Top of SOURCE INFORMATION

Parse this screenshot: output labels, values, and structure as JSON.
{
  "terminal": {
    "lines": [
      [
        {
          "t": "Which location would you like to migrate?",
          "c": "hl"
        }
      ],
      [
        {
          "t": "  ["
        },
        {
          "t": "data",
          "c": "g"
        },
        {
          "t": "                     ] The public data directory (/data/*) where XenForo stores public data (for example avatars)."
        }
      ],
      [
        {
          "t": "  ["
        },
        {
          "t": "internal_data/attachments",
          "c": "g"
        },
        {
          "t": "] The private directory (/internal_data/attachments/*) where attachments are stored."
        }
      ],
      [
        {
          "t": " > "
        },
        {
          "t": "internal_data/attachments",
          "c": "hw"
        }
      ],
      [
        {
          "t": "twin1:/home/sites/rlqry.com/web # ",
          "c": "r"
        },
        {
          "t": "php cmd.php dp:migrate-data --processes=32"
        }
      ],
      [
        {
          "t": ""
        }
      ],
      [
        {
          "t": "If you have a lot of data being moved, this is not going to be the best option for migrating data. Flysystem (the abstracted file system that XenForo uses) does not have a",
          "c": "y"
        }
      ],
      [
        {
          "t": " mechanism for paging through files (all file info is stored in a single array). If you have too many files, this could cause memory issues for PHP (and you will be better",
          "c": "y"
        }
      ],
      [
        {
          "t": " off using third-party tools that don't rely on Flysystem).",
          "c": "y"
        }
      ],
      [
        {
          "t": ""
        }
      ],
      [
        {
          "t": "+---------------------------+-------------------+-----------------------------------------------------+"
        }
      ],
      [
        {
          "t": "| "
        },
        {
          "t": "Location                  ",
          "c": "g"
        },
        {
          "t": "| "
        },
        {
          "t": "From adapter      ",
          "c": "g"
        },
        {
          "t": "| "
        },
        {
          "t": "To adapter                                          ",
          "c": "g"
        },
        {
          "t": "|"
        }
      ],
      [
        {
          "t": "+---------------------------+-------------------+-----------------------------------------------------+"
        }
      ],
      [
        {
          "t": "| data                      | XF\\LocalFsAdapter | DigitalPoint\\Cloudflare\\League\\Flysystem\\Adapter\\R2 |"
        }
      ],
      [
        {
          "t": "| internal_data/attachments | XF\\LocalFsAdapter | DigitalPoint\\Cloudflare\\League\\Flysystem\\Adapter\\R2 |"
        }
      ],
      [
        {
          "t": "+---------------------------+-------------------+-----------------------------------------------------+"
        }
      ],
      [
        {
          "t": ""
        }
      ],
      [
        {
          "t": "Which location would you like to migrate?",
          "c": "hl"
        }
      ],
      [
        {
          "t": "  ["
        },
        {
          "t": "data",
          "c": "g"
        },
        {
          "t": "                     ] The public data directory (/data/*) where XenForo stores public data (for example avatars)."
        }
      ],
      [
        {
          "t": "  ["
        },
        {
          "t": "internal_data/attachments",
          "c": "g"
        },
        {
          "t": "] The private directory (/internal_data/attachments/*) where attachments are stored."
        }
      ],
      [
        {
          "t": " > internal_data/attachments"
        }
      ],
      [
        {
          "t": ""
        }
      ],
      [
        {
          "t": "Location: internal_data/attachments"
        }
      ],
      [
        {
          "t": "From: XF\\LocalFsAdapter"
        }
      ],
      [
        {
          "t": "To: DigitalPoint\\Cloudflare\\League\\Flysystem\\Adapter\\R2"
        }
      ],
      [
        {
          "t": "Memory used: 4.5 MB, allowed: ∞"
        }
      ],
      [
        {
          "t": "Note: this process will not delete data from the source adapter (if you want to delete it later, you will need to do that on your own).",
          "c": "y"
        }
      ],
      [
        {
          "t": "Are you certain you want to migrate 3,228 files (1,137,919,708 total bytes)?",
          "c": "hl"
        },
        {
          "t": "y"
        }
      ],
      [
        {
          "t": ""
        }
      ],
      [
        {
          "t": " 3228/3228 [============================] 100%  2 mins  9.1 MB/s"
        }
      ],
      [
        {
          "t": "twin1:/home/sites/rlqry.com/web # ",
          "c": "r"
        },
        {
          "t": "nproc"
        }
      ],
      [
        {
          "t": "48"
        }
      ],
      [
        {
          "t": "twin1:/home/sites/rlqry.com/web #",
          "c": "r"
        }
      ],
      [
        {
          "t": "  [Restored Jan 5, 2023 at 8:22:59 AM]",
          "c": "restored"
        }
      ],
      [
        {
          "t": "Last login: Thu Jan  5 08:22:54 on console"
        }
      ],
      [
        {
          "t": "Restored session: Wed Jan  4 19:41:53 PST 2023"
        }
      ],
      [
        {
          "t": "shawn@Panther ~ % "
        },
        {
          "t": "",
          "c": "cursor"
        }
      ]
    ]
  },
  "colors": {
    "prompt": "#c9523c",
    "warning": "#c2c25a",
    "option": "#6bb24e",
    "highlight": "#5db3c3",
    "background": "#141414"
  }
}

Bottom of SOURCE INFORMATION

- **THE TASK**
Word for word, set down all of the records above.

- **EXERCISE OUTPUT**
Parse this screenshot: output labels, values, and structure as JSON.
{
  "terminal": {
    "lines": [
      [
        {
          "t": "Which location would you like to migrate?",
          "c": "hl"
        }
      ],
      [
        {
          "t": "  ["
        },
        {
          "t": "data",
          "c": "g"
        },
        {
          "t": "                     ] The public data directory (/data/*) where XenForo stores public data (for example avatars)."
        }
      ],
      [
        {
          "t": "  ["
        },
        {
          "t": "internal_data/attachments",
          "c": "g"
        },
        {
          "t": "] The private directory (/internal_data/attachments/*) where attachments are stored."
        }
      ],
      [
        {
          "t": " > "
        },
        {
          "t": "internal_data/attachments",
          "c": "hw"
        }
      ],
      [
        {
          "t": "twin1:/home/sites/rlqry.com/web # ",
          "c": "r"
        },
        {
          "t": "php cmd.php dp:migrate-data --processes=32"
        }
      ],
      [
        {
          "t": ""
        }
      ],
      [
        {
          "t": "If you have a lot of data being moved, this is not going to be the best option for migrating data. Flysystem (the abstracted file system that XenForo uses) does not have a",
          "c": "y"
        }
      ],
      [
        {
          "t": " mechanism for paging through files (all file info is stored in a single array). If you have too many files, this could cause memory issues for PHP (and you will be better",
          "c": "y"
        }
      ],
      [
        {
          "t": " off using third-party tools that don't rely on Flysystem).",
          "c": "y"
        }
      ],
      [
        {
          "t": ""
        }
      ],
      [
        {
          "t": "+---------------------------+-------------------+-----------------------------------------------------+"
        }
      ],
      [
        {
          "t": "| "
        },
        {
          "t": "Location                  ",
          "c": "g"
        },
        {
          "t": "| "
        },
        {
          "t": "From adapter      ",
          "c": "g"
        },
        {
          "t": "| "
        },
        {
          "t": "To adapter                                          ",
          "c": "g"
        },
        {
          "t": "|"
        }
      ],
      [
        {
          "t": "+---------------------------+-------------------+-----------------------------------------------------+"
        }
      ],
      [
        {
          "t": "| data                      | XF\\LocalFsAdapter | DigitalPoint\\Cloudflare\\League\\Flysystem\\Adapter\\R2 |"
        }
      ],
      [
        {
          "t": "| internal_data/attachments | XF\\LocalFsAdapter | DigitalPoint\\Cloudflare\\League\\Flysystem\\Adapter\\R2 |"
        }
      ],
      [
        {
          "t": "+---------------------------+-------------------+-----------------------------------------------------+"
        }
      ],
      [
        {
          "t": ""
        }
      ],
      [
        {
          "t": "Which location would you like to migrate?",
          "c": "hl"
        }
      ],
      [
        {
          "t": "  ["
        },
        {
          "t": "data",
          "c": "g"
        },
        {
          "t": "                     ] The public data directory (/data/*) where XenForo stores public data (for example avatars)."
        }
      ],
      [
        {
          "t": "  ["
        },
        {
          "t": "internal_data/attachments",
          "c": "g"
        },
        {
          "t": "] The private directory (/internal_data/attachments/*) where attachments are stored."
        }
      ],
      [
        {
          "t": " > internal_data/attachments"
        }
      ],
      [
        {
          "t": ""
        }
      ],
      [
        {
          "t": "Location: internal_data/attachments"
        }
      ],
      [
        {
          "t": "From: XF\\LocalFsAdapter"
        }
      ],
      [
        {
          "t": "To: DigitalPoint\\Cloudflare\\League\\Flysystem\\Adapter\\R2"
        }
      ],
      [
        {
          "t": "Memory used: 4.5 MB, allowed: ∞"
        }
      ],
      [
        {
          "t": "Note: this process will not delete data from the source adapter (if you want to delete it later, you will need to do that on your own).",
          "c": "y"
        }
      ],
      [
        {
          "t": "Are you certain you want to migrate 3,228 files (1,137,919,708 total bytes)?",
          "c": "hl"
        },
        {
          "t": "y"
        }
      ],
      [
        {
          "t": ""
        }
      ],
      [
        {
          "t": " 3228/3228 [============================] 100%  2 mins  9.1 MB/s"
        }
      ],
      [
        {
          "t": "twin1:/home/sites/rlqry.com/web # ",
          "c": "r"
        },
        {
          "t": "nproc"
        }
      ],
      [
        {
          "t": "48"
        }
      ],
      [
        {
          "t": "twin1:/home/sites/rlqry.com/web #",
          "c": "r"
        }
      ],
      [
        {
          "t": "  [Restored Jan 5, 2023 at 8:22:59 AM]",
          "c": "restored"
        }
      ],
      [
        {
          "t": "Last login: Thu Jan  5 08:22:54 on console"
        }
      ],
      [
        {
          "t": "Restored session: Wed Jan  4 19:41:53 PST 2023"
        }
      ],
      [
        {
          "t": "shawn@Panther ~ % "
        },
        {
          "t": "",
          "c": "cursor"
        }
      ]
    ]
  },
  "colors": {
    "prompt": "#c9523c",
    "warning": "#c2c25a",
    "option": "#6bb24e",
    "highlight": "#5db3c3",
    "background": "#141414"
  }
}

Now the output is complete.